● What you have to do
Search term "Petrobras": copy each line of the data containing it.

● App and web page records

────────

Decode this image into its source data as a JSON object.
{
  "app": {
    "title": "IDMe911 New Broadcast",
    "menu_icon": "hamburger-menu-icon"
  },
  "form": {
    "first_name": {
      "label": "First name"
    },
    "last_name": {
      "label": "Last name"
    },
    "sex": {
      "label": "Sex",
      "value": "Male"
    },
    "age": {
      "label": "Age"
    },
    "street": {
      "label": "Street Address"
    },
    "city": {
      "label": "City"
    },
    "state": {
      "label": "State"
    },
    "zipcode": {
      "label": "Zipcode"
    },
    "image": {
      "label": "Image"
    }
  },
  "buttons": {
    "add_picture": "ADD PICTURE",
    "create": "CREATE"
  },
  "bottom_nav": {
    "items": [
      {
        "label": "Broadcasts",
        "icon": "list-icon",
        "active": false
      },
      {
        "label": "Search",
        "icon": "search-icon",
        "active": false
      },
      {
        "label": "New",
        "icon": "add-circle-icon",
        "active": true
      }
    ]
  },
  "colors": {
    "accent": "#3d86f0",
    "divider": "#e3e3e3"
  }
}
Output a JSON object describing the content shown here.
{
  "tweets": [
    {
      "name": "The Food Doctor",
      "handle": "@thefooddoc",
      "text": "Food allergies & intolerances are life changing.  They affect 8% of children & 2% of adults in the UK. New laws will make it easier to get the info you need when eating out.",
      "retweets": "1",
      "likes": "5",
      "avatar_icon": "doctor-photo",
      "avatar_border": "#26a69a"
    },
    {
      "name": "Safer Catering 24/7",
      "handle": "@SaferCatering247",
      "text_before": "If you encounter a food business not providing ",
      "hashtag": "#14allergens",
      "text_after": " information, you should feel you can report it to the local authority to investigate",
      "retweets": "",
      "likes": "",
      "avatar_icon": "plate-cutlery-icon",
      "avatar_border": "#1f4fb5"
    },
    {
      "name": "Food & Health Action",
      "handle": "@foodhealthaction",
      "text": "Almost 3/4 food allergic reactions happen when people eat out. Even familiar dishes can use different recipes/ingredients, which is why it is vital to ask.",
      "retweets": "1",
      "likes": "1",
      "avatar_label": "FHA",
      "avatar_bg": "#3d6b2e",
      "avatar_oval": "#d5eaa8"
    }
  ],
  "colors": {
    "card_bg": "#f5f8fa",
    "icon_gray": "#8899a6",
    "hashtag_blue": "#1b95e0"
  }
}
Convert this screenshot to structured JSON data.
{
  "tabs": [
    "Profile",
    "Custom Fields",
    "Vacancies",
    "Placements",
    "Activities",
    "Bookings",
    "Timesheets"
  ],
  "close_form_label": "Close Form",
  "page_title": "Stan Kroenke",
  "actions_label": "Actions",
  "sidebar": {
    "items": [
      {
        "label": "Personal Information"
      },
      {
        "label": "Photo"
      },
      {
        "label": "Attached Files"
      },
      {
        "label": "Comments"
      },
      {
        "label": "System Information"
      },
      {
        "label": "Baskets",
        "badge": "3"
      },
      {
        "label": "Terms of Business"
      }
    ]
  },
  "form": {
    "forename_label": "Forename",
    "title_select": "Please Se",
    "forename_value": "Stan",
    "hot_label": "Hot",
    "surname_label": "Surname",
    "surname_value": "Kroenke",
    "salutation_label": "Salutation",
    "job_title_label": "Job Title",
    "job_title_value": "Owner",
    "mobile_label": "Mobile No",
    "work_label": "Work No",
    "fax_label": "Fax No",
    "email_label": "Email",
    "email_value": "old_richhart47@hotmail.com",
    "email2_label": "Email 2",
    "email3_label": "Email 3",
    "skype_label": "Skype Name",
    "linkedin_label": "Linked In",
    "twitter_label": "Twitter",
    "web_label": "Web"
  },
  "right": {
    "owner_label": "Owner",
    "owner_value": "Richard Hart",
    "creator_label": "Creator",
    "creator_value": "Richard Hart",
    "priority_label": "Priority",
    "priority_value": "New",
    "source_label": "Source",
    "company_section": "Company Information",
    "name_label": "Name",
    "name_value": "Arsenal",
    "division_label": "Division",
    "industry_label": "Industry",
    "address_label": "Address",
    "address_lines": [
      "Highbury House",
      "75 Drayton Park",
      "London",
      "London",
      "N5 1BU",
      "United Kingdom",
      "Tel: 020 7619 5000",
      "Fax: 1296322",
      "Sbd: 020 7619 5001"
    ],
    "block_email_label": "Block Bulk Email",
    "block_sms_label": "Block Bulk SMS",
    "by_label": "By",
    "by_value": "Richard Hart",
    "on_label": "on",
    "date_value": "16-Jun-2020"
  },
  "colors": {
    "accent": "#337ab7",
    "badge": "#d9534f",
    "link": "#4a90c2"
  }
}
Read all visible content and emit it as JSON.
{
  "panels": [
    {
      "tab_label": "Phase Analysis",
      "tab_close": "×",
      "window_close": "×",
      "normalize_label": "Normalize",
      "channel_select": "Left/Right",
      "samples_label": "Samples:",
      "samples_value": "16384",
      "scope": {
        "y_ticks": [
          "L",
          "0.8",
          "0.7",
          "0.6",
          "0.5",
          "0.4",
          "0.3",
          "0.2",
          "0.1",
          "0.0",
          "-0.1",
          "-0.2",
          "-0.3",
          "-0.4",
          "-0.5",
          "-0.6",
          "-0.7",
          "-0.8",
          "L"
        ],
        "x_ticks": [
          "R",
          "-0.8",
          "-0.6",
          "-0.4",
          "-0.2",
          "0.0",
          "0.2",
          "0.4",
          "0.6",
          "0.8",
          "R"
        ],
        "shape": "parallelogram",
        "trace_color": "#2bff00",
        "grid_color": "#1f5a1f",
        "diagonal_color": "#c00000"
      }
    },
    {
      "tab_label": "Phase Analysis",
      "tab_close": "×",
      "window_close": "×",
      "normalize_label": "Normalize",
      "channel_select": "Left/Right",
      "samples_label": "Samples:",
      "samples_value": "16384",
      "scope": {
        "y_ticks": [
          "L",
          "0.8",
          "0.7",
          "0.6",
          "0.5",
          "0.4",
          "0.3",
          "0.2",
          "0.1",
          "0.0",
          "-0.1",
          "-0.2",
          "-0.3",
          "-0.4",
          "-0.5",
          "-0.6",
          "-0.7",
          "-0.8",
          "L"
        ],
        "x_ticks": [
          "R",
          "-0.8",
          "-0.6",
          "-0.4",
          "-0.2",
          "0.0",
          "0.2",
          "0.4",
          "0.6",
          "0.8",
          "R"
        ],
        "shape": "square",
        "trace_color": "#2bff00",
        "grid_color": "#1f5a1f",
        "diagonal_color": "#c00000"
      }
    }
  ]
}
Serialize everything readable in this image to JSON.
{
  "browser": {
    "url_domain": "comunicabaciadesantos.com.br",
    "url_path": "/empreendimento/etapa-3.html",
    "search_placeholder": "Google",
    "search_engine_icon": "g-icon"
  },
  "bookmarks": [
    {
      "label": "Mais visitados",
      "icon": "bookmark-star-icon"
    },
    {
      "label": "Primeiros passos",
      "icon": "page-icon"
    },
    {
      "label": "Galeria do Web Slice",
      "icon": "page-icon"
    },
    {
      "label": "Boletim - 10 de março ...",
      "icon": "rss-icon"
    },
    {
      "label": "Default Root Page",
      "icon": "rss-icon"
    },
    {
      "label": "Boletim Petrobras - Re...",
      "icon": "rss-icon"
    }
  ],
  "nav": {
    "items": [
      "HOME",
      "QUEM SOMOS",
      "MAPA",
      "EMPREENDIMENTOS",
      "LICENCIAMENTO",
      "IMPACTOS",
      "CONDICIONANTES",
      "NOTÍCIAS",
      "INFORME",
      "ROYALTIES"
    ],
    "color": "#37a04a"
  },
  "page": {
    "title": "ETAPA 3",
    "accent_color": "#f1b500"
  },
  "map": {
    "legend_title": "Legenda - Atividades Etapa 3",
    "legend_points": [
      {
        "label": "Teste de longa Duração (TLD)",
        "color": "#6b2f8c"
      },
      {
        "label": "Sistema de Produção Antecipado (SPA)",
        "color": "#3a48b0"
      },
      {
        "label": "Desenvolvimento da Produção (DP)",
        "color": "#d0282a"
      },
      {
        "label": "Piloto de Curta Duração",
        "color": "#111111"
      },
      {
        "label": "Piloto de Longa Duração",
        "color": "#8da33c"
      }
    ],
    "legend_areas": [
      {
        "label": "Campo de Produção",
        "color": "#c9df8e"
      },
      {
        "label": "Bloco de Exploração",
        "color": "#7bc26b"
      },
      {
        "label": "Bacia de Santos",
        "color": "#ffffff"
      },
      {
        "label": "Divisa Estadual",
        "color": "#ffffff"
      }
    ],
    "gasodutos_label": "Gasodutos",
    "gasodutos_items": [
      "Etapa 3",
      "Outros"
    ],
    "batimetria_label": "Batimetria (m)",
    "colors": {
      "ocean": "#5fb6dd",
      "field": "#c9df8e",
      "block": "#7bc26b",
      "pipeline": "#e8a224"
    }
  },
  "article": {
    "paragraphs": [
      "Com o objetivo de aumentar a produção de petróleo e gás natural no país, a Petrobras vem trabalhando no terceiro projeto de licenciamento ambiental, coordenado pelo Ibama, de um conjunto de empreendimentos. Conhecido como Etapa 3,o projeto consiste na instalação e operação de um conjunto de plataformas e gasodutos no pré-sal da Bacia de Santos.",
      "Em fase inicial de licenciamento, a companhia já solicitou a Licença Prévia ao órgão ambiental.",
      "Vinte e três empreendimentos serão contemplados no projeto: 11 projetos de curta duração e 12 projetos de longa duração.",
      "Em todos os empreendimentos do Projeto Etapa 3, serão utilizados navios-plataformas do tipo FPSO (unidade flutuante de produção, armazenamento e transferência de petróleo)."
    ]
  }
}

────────

● Written response
      "label": "Boletim Petrobras - Re...",
      "Com o objetivo de aumentar a produção de petróleo e gás natural no país, a Petrobras vem trabalhando no terceiro projeto de licenciamento ambiental, coordenado pelo Ibama, de um conjunto de empreendimentos. Conhecido como Etapa 3,o projeto consiste na instalação e operação de um conjunto de plataformas e gasodutos no pré-sal da Bacia de Santos.",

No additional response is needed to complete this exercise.